- **Task description**
The answer must be a single number: the count of lines in the data below that hold the word "Regression".

- **Material for the task**

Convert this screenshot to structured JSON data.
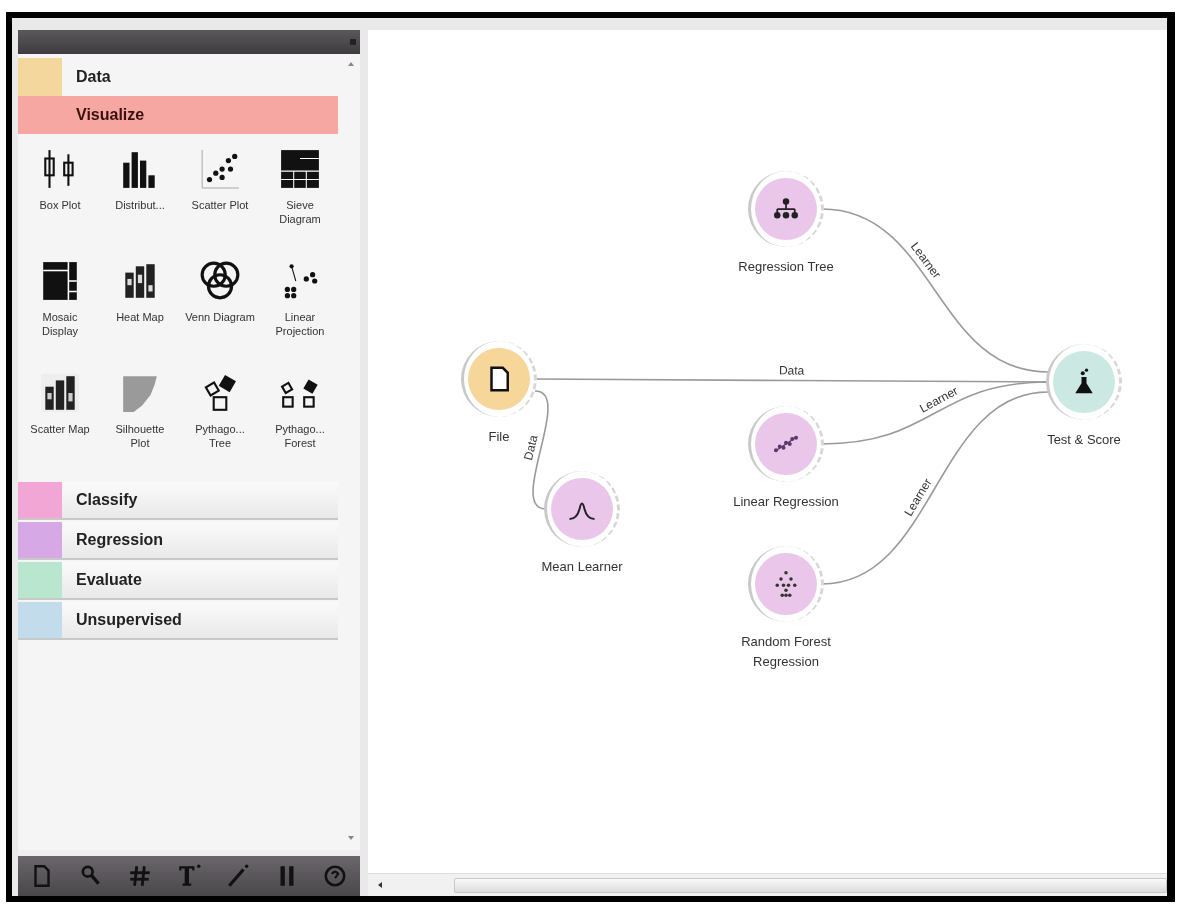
{
  "sidebar": {
    "categories": [
      {
        "label": "Data",
        "color": "#f3d79c",
        "selected": false
      },
      {
        "label": "Visualize",
        "color": "#f7a7a2",
        "selected": true,
        "widgets": [
          {
            "label": "Box Plot"
          },
          {
            "label": "Distribut..."
          },
          {
            "label": "Scatter Plot"
          },
          {
            "label": "Sieve Diagram"
          },
          {
            "label": "Mosaic Display"
          },
          {
            "label": "Heat Map"
          },
          {
            "label": "Venn Diagram"
          },
          {
            "label": "Linear Projection"
          },
          {
            "label": "Scatter Map"
          },
          {
            "label": "Silhouette Plot"
          },
          {
            "label": "Pythago... Tree"
          },
          {
            "label": "Pythago... Forest"
          }
        ]
      },
      {
        "label": "Classify",
        "color": "#f2a6d6",
        "selected": false
      },
      {
        "label": "Regression",
        "color": "#d6a9e6",
        "selected": false
      },
      {
        "label": "Evaluate",
        "color": "#b9e6cf",
        "selected": false
      },
      {
        "label": "Unsupervised",
        "color": "#c3dcec",
        "selected": false
      }
    ]
  },
  "canvas": {
    "nodes": [
      {
        "label": "File",
        "color": "#f7d69a"
      },
      {
        "label": "Mean Learner",
        "color": "#e9c6ea"
      },
      {
        "label": "Regression Tree",
        "color": "#e9c6ea"
      },
      {
        "label": "Linear Regression",
        "color": "#e9c6ea"
      },
      {
        "label": "Random Forest Regression",
        "color": "#e9c6ea"
      },
      {
        "label": "Test & Score",
        "color": "#cbe9e2"
      }
    ],
    "links": [
      {
        "label": "Data"
      },
      {
        "label": "Data"
      },
      {
        "label": "Learner"
      },
      {
        "label": "Learner"
      },
      {
        "label": "Learner"
      }
    ]
  }
}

- **Your solution**
4